Voice to Parliament is set to deliver a landslide No victory as a disastrous new poll for the Yes campaign reveals support for the referendum has fallen to a record low.
Support for the Yes campaign has fallen to its lowest level yet, according to a new poll.
Just over a third of Australians – 36 per cent – say they will vote Yes to the Voice in Parliament, according to the Newspoll survey of 1,239 voters for The Australian.
This is a drop of two points in the last three weeks – the lowest level ever recorded for the beleaguered Yes campaign.
At the same time, opposition to the historic referendum increased slightly to 56 percent with less than three weeks until polling day.
Just over a third of Australians – 36 per cent – say they will vote Yes to Voice to Parliament, according to the Newspoll survey of 1,239 voters (Prime Minister Anthony Albanese is pictured wearing, during a Midnight Oil concert, a “Voice, Treaty, Truth T-shirt) logo
The no movement spans most age groups and demographics, but most involves women and younger voters who were previously The Voice’s strongest supporters.
Women’s support fell from 41 percent to 36 percent, but the proportion saying they would vote no rose nine points to 57 percent.
At the same time, support for The Voice increased by three points among men, to 36 percent, while those with a university education also saw an increase to 54 percent.
Of most concern for the Yes campaign, however, will be the decline in support among 18-34 year olds, who constitute the strongest support base for The Voice.
Support among this demographic group fell five points to 50 percent — down from 70 percent at the start of the year — while those supporting no rose four points to 41 percent.
Support for the No campaign has increased across most age groups and demographics, but is strongest among women and younger voters who were previously The Voice’s strongest supporters (pictured: A rally for the No campaign in Sydney on Saturday).
Only 77 percent of voters aged 18 to 34 said they would definitely or very likely vote, meaning the age group most likely to vote yes was least likely to go to the polls.
Yet the most painful read for Prime Minister Anthony Albanese is that support for Voice among Labor voters has also declined, with those approving the constitutional amendment falling from 61 per cent in the previous Newspoll to 56 per cent in the latest survey.

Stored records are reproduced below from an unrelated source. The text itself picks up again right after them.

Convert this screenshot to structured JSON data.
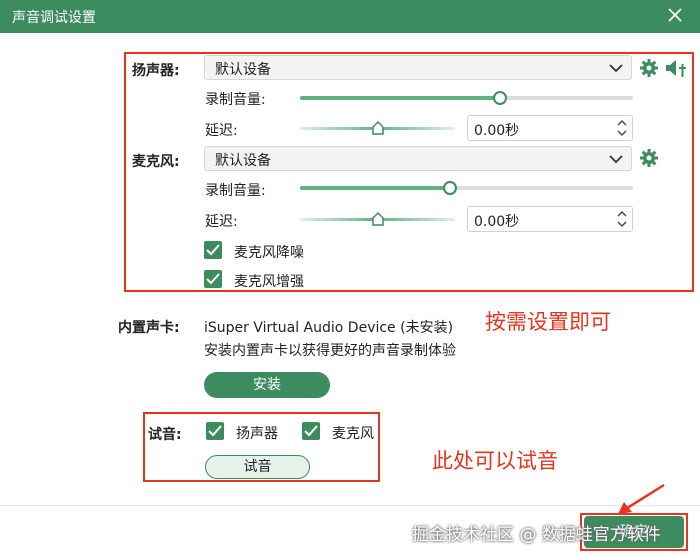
{
  "window": {
    "title": "声音调试设置"
  },
  "speaker": {
    "label": "扬声器:",
    "device": "默认设备",
    "volume_label": "录制音量:",
    "volume": 0.6,
    "delay_label": "延迟:",
    "delay_value": "0.00秒"
  },
  "microphone": {
    "label": "麦克风:",
    "device": "默认设备",
    "volume_label": "录制音量:",
    "volume": 0.45,
    "delay_label": "延迟:",
    "delay_value": "0.00秒",
    "noise_reduction_label": "麦克风降噪",
    "enhance_label": "麦克风增强"
  },
  "builtin_card": {
    "label": "内置声卡:",
    "device_name": "iSuper Virtual Audio Device (未安装)",
    "hint": "安装内置声卡以获得更好的声音录制体验",
    "install_label": "安装"
  },
  "test": {
    "label": "试音:",
    "speaker_label": "扬声器",
    "mic_label": "麦克风",
    "button_label": "试音"
  },
  "annotations": {
    "settings_note": "按需设置即可",
    "test_note": "此处可以试音"
  },
  "footer": {
    "watermark": "掘金技术社区 @ 数据蛙官方软件",
    "ok_label": "确定"
  },
  "colors": {
    "accent": "#3d8c5f",
    "annotation": "#e8341c"
  }
}
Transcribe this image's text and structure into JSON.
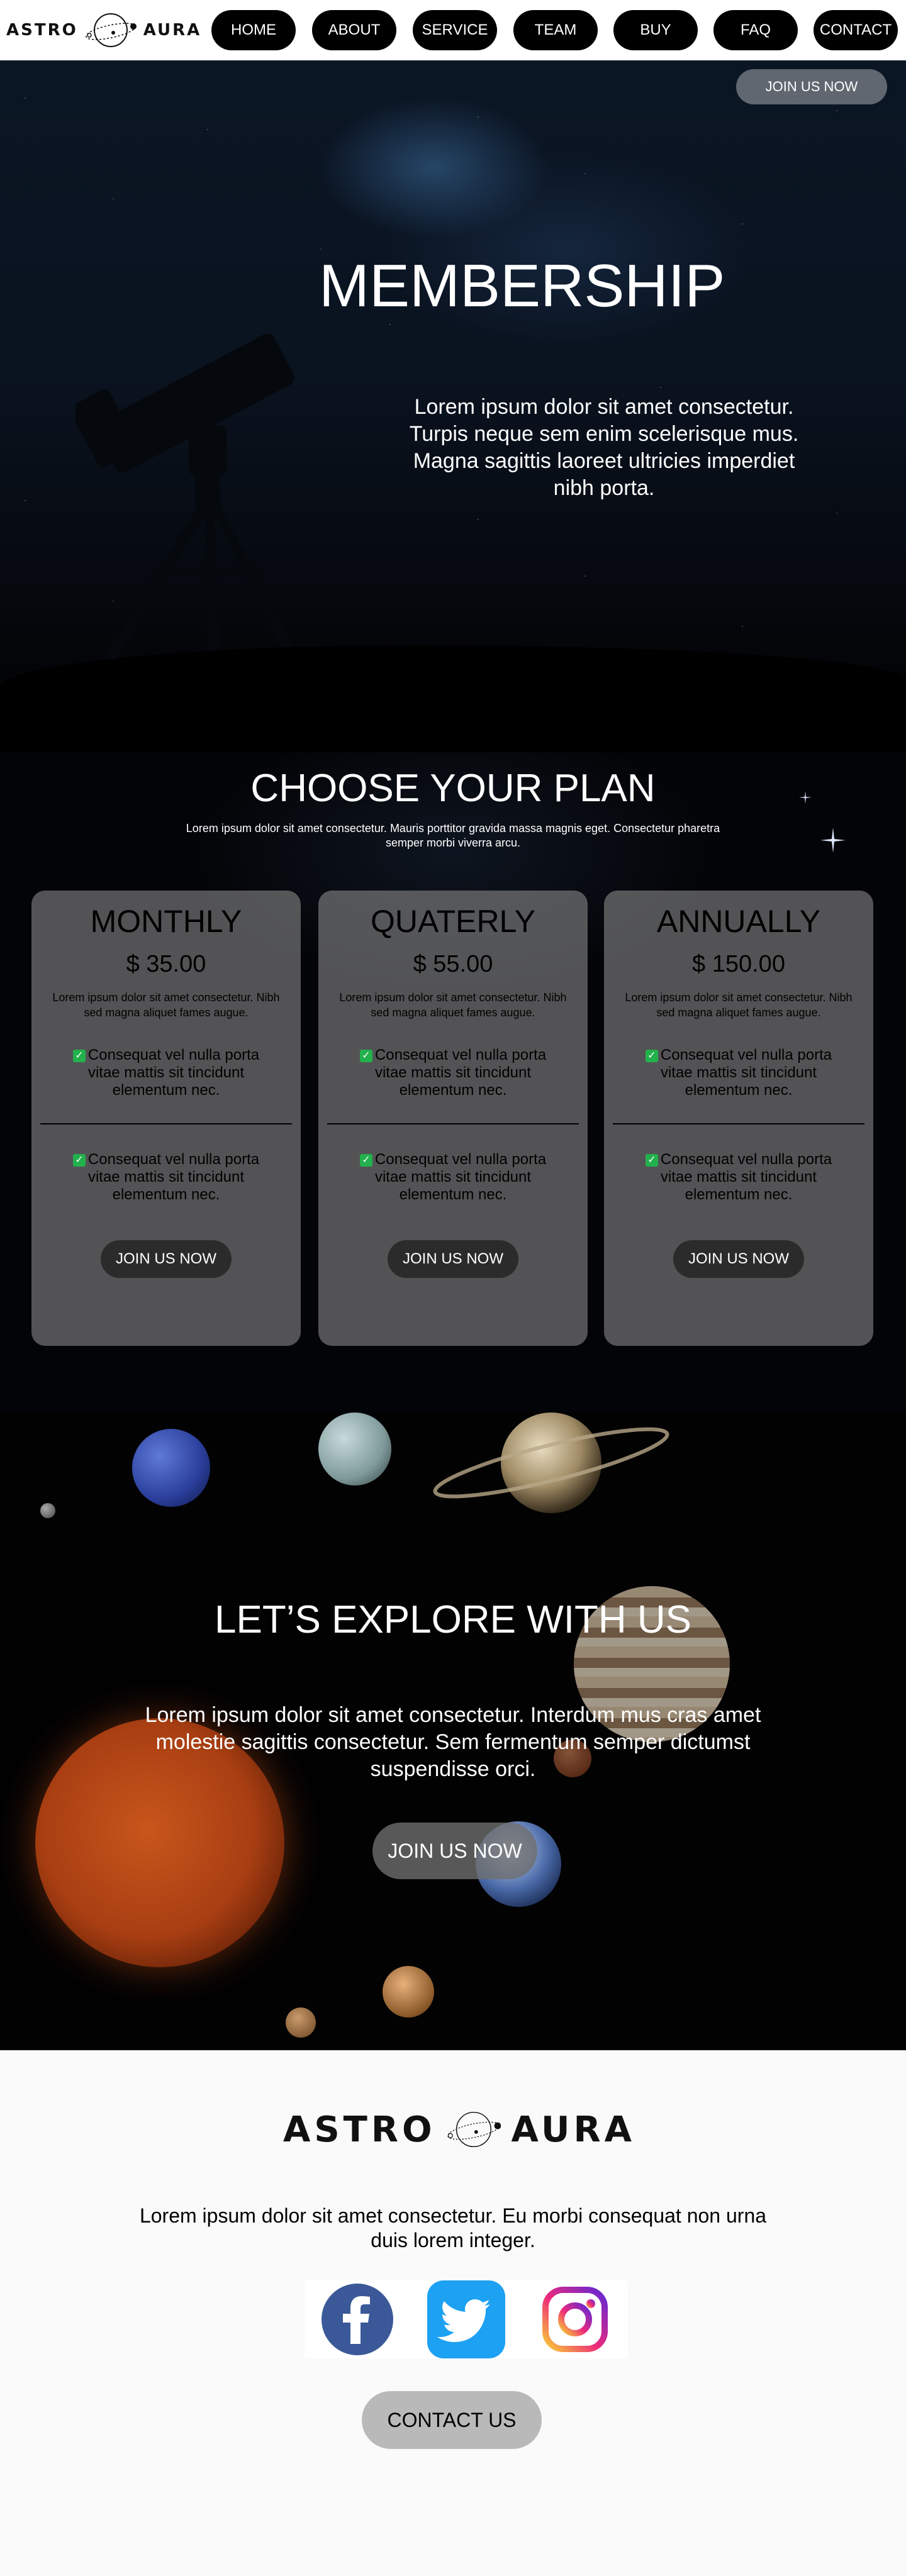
{
  "brand": {
    "left": "ASTRO",
    "right": "AURA"
  },
  "nav": {
    "items": [
      "HOME",
      "ABOUT",
      "SERVICE",
      "TEAM",
      "BUY",
      "FAQ",
      "CONTACT"
    ]
  },
  "hero": {
    "join_label": "JOIN US NOW",
    "title": "MEMBERSHIP",
    "text": "Lorem ipsum dolor sit amet consectetur. Turpis neque sem enim scelerisque mus. Magna sagittis laoreet ultricies imperdiet nibh porta."
  },
  "plans": {
    "title": "CHOOSE YOUR PLAN",
    "subtitle": "Lorem ipsum dolor sit amet consectetur. Mauris porttitor gravida massa magnis eget. Consectetur pharetra semper morbi viverra arcu.",
    "cards": [
      {
        "name": "MONTHLY",
        "price": "$ 35.00",
        "desc": "Lorem ipsum dolor sit amet consectetur. Nibh sed magna aliquet fames augue.",
        "feature1": "Consequat vel nulla porta vitae mattis sit tincidunt elementum nec.",
        "feature2": "Consequat vel nulla porta vitae mattis sit tincidunt elementum nec.",
        "button": "JOIN US NOW"
      },
      {
        "name": "QUATERLY",
        "price": "$ 55.00",
        "desc": "Lorem ipsum dolor sit amet consectetur. Nibh sed magna aliquet fames augue.",
        "feature1": "Consequat vel nulla porta vitae mattis sit tincidunt elementum nec.",
        "feature2": "Consequat vel nulla porta vitae mattis sit tincidunt elementum nec.",
        "button": "JOIN US NOW"
      },
      {
        "name": "ANNUALLY",
        "price": "$ 150.00",
        "desc": "Lorem ipsum dolor sit amet consectetur. Nibh sed magna aliquet fames augue.",
        "feature1": "Consequat vel nulla porta vitae mattis sit tincidunt elementum nec.",
        "feature2": "Consequat vel nulla porta vitae mattis sit tincidunt elementum nec.",
        "button": "JOIN US NOW"
      }
    ]
  },
  "explore": {
    "title": "LET’S EXPLORE WITH US",
    "text": "Lorem ipsum dolor sit amet consectetur. Interdum mus cras amet molestie sagittis consectetur. Sem fermentum semper dictumst suspendisse orci.",
    "button": "JOIN US NOW"
  },
  "footer": {
    "text": "Lorem ipsum dolor sit amet consectetur. Eu morbi consequat non urna duis lorem integer.",
    "contact_label": "CONTACT US",
    "socials": [
      "facebook-icon",
      "twitter-icon",
      "instagram-icon"
    ]
  },
  "colors": {
    "accent_check": "#22b14c",
    "card_bg": "#969696",
    "facebook": "#3b5998",
    "twitter": "#1da1f2"
  }
}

The poll also recorded a six-point drop in Liberal Leader Peter Dutton’s net approval rating since he took office. It’s now minus 20.
Mr. Albanese’s improved slightly to + three.